* [WORK ORDER]:
For each line of the data below, test for "JSON". Report only the number of lines that pass.

* [INFORMATION SUPPLIED]:
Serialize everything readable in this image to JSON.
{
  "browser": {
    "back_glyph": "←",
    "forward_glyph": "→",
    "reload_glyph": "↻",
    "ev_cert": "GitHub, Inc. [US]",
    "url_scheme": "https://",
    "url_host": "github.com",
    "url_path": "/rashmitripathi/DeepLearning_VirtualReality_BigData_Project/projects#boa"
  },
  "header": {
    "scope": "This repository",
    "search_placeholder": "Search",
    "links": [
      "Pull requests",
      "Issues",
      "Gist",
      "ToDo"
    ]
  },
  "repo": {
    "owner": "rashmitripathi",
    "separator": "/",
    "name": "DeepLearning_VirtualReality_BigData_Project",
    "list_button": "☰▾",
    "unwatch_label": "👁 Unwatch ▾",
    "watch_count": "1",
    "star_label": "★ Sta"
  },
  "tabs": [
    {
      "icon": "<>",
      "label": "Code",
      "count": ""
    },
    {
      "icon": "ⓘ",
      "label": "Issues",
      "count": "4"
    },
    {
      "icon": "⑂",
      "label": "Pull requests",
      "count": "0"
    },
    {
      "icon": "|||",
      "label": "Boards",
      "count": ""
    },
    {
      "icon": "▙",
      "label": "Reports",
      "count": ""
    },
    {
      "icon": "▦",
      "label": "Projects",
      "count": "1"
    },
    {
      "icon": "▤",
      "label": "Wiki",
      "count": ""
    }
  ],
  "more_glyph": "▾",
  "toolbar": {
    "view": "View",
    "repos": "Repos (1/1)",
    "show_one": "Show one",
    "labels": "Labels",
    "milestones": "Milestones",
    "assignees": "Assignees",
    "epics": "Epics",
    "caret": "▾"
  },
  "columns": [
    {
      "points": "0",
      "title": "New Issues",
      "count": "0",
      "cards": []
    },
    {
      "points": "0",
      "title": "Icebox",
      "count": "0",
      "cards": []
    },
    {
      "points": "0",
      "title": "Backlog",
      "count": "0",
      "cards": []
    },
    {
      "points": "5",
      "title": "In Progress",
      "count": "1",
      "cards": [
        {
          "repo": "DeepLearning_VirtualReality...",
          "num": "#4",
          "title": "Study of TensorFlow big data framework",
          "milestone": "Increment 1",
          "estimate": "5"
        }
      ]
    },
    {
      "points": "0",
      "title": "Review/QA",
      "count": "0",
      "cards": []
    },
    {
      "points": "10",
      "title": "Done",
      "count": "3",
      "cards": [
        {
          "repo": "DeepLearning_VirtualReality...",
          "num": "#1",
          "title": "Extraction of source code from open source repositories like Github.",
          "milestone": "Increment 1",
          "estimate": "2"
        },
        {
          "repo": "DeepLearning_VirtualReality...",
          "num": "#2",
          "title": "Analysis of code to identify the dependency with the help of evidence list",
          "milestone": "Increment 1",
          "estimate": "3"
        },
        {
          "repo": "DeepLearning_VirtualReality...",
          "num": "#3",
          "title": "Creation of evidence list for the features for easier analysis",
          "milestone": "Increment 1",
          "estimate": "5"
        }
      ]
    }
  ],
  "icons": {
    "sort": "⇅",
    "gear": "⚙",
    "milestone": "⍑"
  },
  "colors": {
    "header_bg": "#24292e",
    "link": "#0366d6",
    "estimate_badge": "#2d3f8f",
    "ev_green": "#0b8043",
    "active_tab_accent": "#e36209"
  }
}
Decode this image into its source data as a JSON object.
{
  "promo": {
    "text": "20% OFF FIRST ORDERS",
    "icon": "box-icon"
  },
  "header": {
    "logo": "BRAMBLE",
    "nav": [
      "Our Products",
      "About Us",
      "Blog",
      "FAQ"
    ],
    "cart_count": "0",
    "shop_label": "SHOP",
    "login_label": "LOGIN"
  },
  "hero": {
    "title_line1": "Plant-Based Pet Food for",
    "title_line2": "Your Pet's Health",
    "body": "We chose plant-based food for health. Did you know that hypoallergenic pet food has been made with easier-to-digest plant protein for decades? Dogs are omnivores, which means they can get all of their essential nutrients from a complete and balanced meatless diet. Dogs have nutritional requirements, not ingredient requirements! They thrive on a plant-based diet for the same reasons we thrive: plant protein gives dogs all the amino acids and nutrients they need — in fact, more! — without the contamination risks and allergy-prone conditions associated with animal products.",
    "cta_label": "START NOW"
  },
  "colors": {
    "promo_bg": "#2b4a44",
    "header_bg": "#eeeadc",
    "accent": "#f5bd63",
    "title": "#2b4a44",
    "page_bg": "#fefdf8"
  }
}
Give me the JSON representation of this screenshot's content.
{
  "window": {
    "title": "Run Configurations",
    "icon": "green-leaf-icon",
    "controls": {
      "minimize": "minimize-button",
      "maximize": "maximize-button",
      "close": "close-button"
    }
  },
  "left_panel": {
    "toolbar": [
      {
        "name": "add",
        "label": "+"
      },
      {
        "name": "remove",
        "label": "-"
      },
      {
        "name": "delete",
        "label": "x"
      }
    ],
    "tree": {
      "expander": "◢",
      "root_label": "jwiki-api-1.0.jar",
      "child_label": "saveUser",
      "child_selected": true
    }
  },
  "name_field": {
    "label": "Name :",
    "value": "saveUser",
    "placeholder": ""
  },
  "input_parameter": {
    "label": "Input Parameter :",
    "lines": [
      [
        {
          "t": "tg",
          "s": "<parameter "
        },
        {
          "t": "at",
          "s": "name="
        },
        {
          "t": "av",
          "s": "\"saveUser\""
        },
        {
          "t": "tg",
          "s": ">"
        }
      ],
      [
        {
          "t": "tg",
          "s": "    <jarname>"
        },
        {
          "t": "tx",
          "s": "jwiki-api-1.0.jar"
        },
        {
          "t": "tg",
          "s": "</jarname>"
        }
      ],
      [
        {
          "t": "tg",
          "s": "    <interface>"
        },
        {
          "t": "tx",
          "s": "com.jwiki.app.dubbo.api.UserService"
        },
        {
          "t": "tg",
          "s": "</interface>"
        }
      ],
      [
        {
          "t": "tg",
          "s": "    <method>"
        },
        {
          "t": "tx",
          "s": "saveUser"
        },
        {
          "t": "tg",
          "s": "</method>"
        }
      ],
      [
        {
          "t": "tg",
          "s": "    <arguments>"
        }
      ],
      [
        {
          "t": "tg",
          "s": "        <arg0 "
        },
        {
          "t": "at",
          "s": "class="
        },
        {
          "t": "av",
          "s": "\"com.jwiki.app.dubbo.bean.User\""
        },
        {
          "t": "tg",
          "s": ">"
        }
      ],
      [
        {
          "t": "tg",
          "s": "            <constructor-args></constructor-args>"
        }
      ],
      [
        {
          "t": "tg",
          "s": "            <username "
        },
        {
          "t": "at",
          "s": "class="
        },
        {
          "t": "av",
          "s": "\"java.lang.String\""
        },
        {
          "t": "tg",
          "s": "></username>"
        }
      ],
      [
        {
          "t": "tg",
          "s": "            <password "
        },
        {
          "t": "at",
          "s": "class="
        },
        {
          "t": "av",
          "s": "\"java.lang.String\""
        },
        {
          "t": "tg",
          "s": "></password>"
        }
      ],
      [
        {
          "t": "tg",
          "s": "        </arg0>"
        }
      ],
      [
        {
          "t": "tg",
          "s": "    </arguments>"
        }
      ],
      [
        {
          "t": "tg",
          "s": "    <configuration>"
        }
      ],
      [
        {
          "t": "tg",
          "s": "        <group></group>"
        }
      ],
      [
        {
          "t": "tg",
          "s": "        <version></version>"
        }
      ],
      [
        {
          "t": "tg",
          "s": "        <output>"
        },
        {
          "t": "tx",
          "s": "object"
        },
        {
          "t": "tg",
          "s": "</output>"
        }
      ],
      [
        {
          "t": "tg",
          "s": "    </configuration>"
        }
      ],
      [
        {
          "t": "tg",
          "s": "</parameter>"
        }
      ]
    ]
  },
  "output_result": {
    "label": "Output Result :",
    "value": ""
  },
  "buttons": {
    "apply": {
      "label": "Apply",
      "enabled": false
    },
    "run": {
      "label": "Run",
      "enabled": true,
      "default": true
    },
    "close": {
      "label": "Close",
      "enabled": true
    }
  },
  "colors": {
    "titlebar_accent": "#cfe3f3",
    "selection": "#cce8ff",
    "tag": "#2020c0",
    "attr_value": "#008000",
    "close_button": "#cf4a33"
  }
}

* [ANSWER TO THE EXERCISE]:
3